Revelling in hoiking a KTM 1290 Super Adventure into crossed-up monos out of tight mountain hairpin bends after mashing the throttle and ripping on the bars before the bike was even vertical is a memory that makes me grin. Rear grip and a big KTM LC8 twin are a recipe for truly stupendous levels of hilarity that never grows tiresome.
Well, my arms were a little tired at the end of the day from reefing the big bugger up on one while still on the side of the tyre out of all those switchbacks, but some very pleasant Moroccan beer soothed me later that evening, as my soul glowed from the experience of pulling wheelies across yet another country.
From the launch in Morocco it was clear off-road performance was not high on the agenda for Bridgestone’s tyre engineers. While incredibly dramatic as a backdrop, our off-road loop was not in the least bit challenging to an experienced off-road rider. Even so, a few of the group before us had seen their ambition outweigh their talent and dropped bikes in the gravel. This saw organisers taking a fairly soft approach to the dirt sections on the launch and ensuring speeds were kept down.
Thus as to the off-road performance of the new rubber, I must call on my previous experience with the A40 during a serious off-road expedition in Far North Queensland. The new A41 has more grooves than its A40 predecessor, so combine that with the multiple compound construction with its softer shoulders and it leads me to imagine the A41 will prove more sure-footed off-road than the outgoing A40.
While all tyre manufacturers are taking great leaps forward in the performance and longevity of their rubber, two points of difference separate Bridgestone from its competition.
Firstly, all of Bridgestone’s tyres are made in Japan. Unlike many brands, Bridgestone motorcycle tyres are not produced in various other countries around the world to benefit from cheaper labour rates and the like.
Secondly, the massive range of sizes Bridgestone offers in its range also set the Japanese manufacturer apart from most others. The new A41 is available in a wide variety of sizes that cater to almost every motorcycle with a remotely adventurous bent.
Fronts come in 17, 18, 19 and 21-inch sizes, while the rear comes in both 17 and 18-inch fitments across a full range of widths from 130,140,150,160,170, and 180, right through to a whopping 190/55ZR17 monster. Pricing starts at $169.95 for fronts and $259.95 for rears.
The A41 has also been selected by BMW to become the new standard fitment on their R 1200 GS and R 1200 GS Adventure models, which suggests that Motorrad must also think the new A41 is a step above average. The A41 will also be fitted to the new F 750 GS and F 850 GS.

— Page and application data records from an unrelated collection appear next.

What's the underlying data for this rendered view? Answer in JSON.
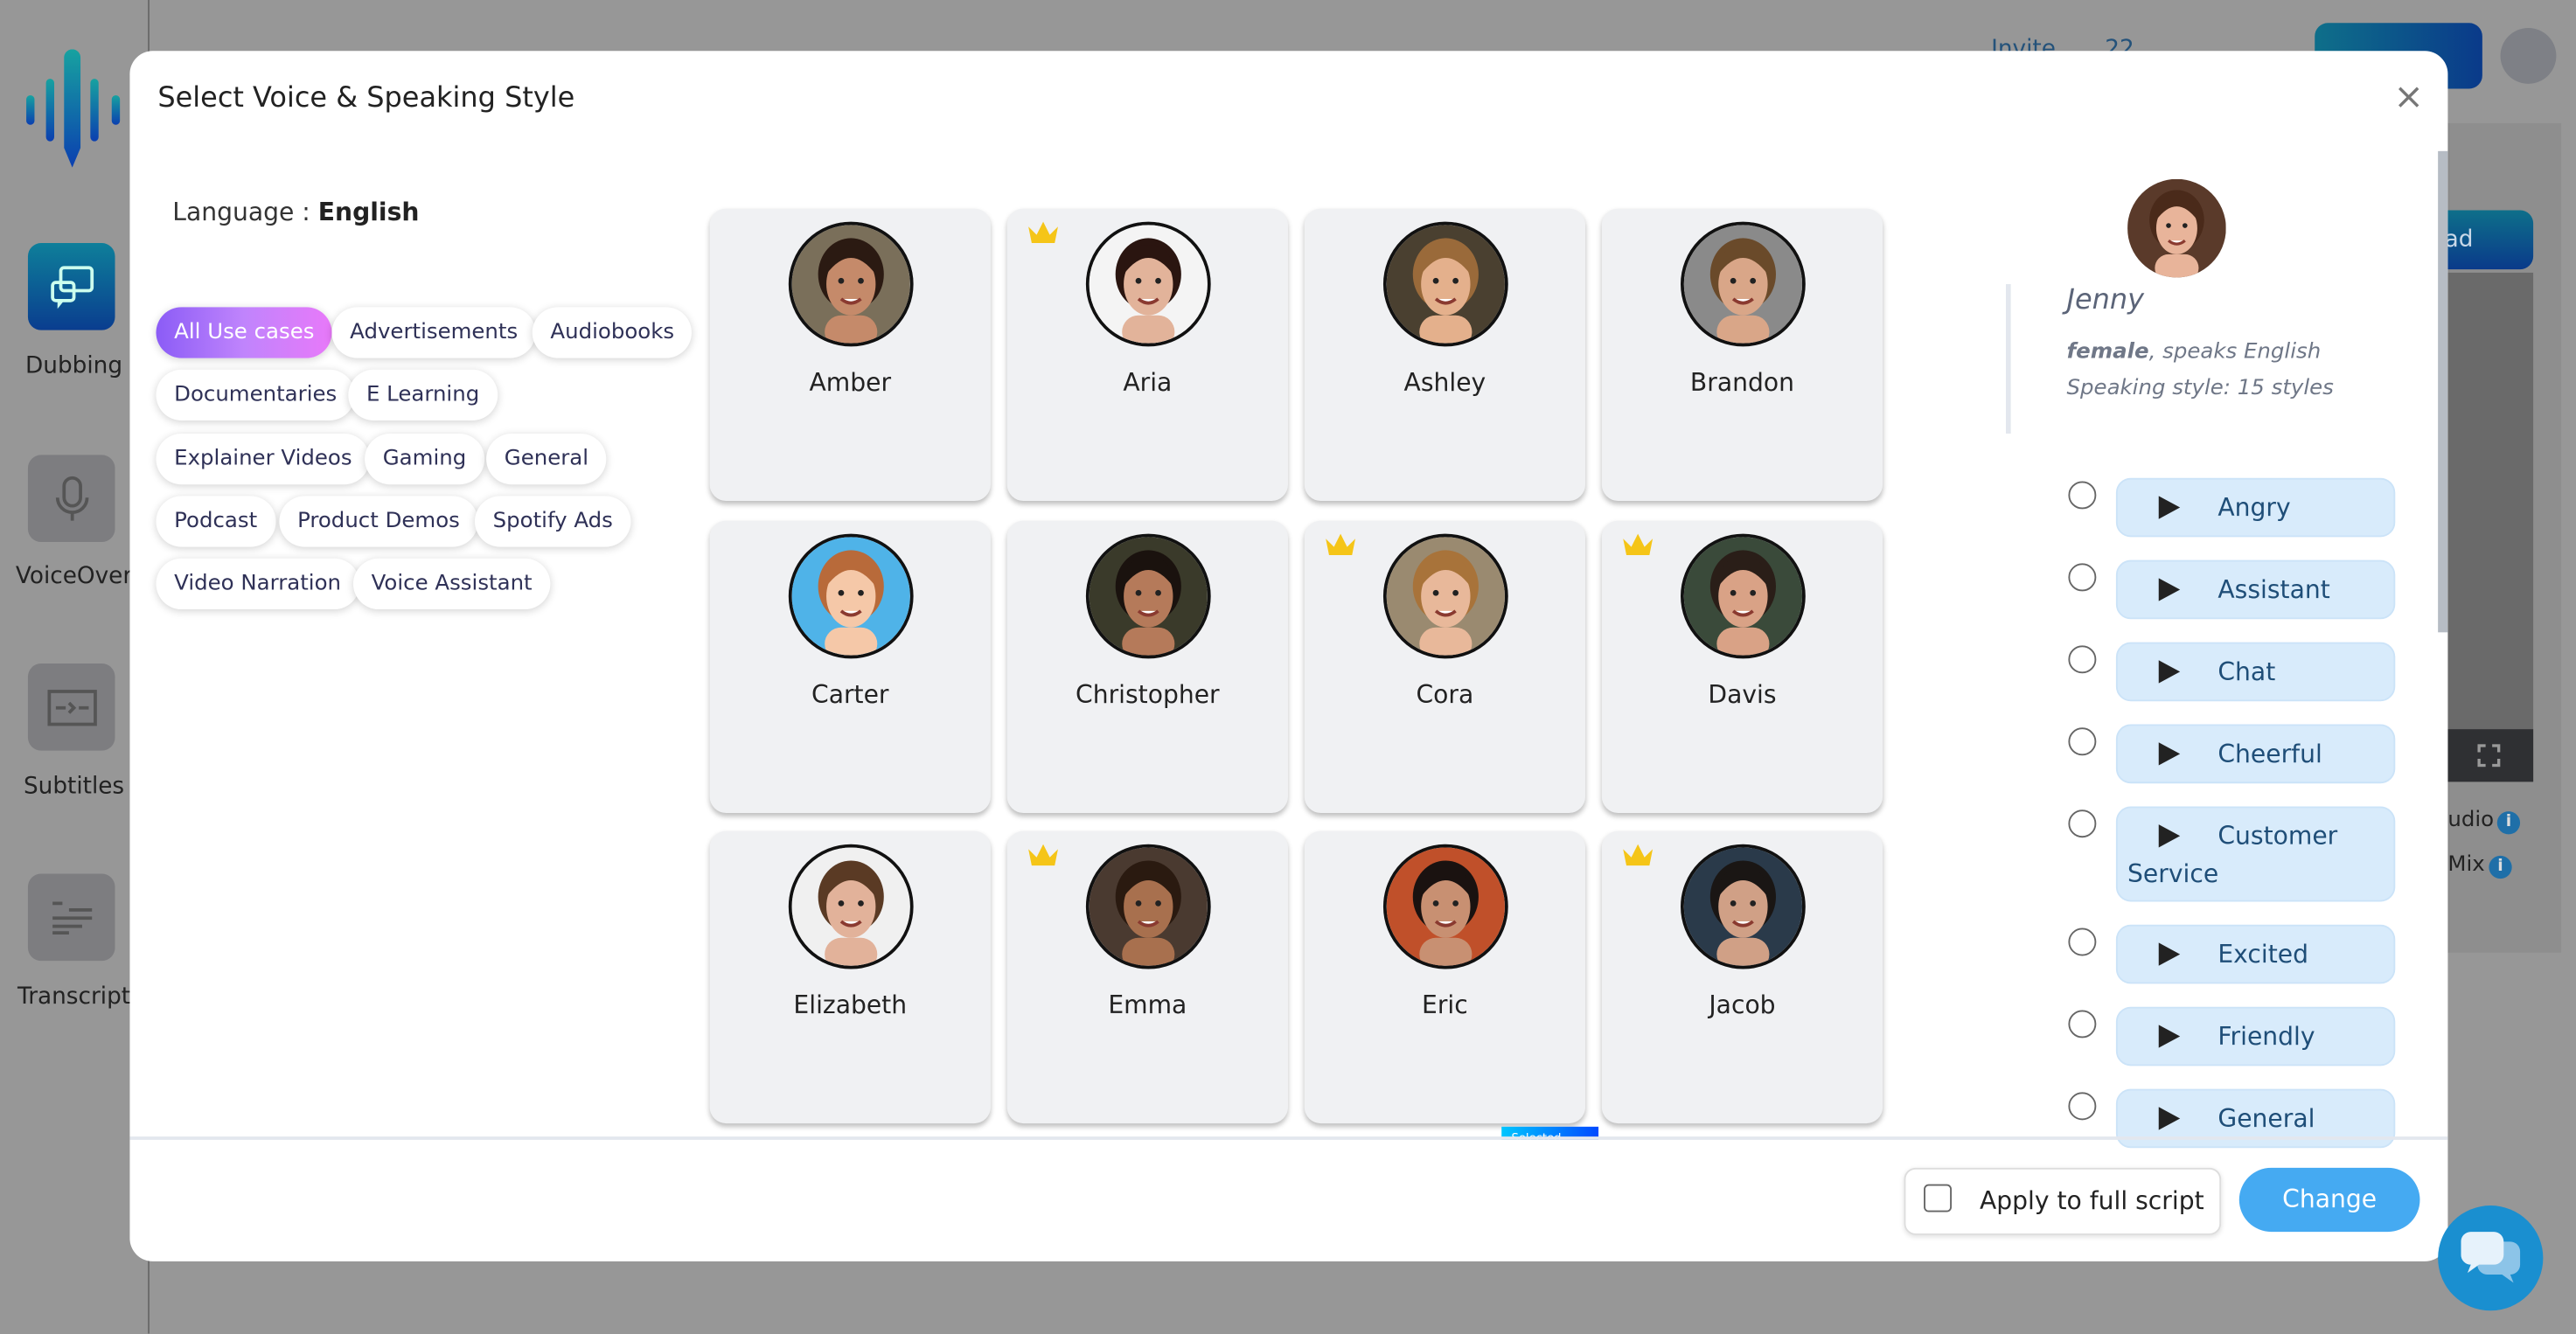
{
  "background": {
    "sidebar": [
      {
        "label": "Dubbing",
        "icon": "dubbing-icon",
        "active": true
      },
      {
        "label": "VoiceOver",
        "icon": "microphone-icon",
        "active": false
      },
      {
        "label": "Subtitles",
        "icon": "subtitles-icon",
        "active": false
      },
      {
        "label": "Transcript",
        "icon": "transcript-icon",
        "active": false
      }
    ],
    "topbar": {
      "invite": "Invite",
      "credits": "22"
    },
    "download_partial": "ad",
    "notes": [
      "udio",
      "Mix"
    ]
  },
  "modal": {
    "title": "Select Voice & Speaking Style",
    "close": "×",
    "language_label": "Language : ",
    "language_value": "English",
    "use_cases": [
      "All Use cases",
      "Advertisements",
      "Audiobooks",
      "Documentaries",
      "E Learning",
      "Explainer Videos",
      "Gaming",
      "General",
      "Podcast",
      "Product Demos",
      "Spotify Ads",
      "Video Narration",
      "Voice Assistant"
    ],
    "active_use_case": "All Use cases",
    "voices": [
      {
        "name": "Amber",
        "premium": false,
        "skin": "#c58a6a",
        "hair": "#2b1a12",
        "bg": "#7a6f5a"
      },
      {
        "name": "Aria",
        "premium": true,
        "skin": "#e2b39a",
        "hair": "#2a1510",
        "bg": "#f4f4f4"
      },
      {
        "name": "Ashley",
        "premium": false,
        "skin": "#e4b08c",
        "hair": "#9a6a3a",
        "bg": "#4a4030"
      },
      {
        "name": "Brandon",
        "premium": false,
        "skin": "#d9a688",
        "hair": "#6a4a2a",
        "bg": "#8a8a8a"
      },
      {
        "name": "Carter",
        "premium": false,
        "skin": "#f5c8a8",
        "hair": "#b86a3a",
        "bg": "#4fb3e8"
      },
      {
        "name": "Christopher",
        "premium": false,
        "skin": "#b57a5a",
        "hair": "#1a120e",
        "bg": "#3a3a2a"
      },
      {
        "name": "Cora",
        "premium": true,
        "skin": "#e8b89a",
        "hair": "#a8733a",
        "bg": "#9a8a70"
      },
      {
        "name": "Davis",
        "premium": true,
        "skin": "#d9a286",
        "hair": "#2a1e18",
        "bg": "#3a4a3a"
      },
      {
        "name": "Elizabeth",
        "premium": false,
        "skin": "#e2b29a",
        "hair": "#5a3a24",
        "bg": "#f0f0f0"
      },
      {
        "name": "Emma",
        "premium": true,
        "skin": "#a8704e",
        "hair": "#2a1a10",
        "bg": "#4a3a30"
      },
      {
        "name": "Eric",
        "premium": false,
        "skin": "#c89072",
        "hair": "#1a1210",
        "bg": "#c0502a"
      },
      {
        "name": "Jacob",
        "premium": true,
        "skin": "#d0a086",
        "hair": "#1a1614",
        "bg": "#2a3a4a"
      }
    ],
    "selected_tag": "Selected",
    "selected_voice": {
      "name": "Jenny",
      "gender": "female",
      "speaks": ", speaks English",
      "styles_text": "Speaking style: 15 styles",
      "skin": "#e8b49a",
      "hair": "#4a2a1a"
    },
    "styles": [
      "Angry",
      "Assistant",
      "Chat",
      "Cheerful",
      "Customer Service",
      "Excited",
      "Friendly",
      "General"
    ],
    "apply_label": "Apply to full script",
    "apply_checked": false,
    "change_label": "Change"
  },
  "colors": {
    "accent": "#45aaf2",
    "style_bg": "#d8ebfb",
    "crown": "#f5c518",
    "chat": "#1a8fd0"
  }
}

The new Bridgestone A41 is now available from motorcycle dealers across the country via Australian distributor McLeod Accessories.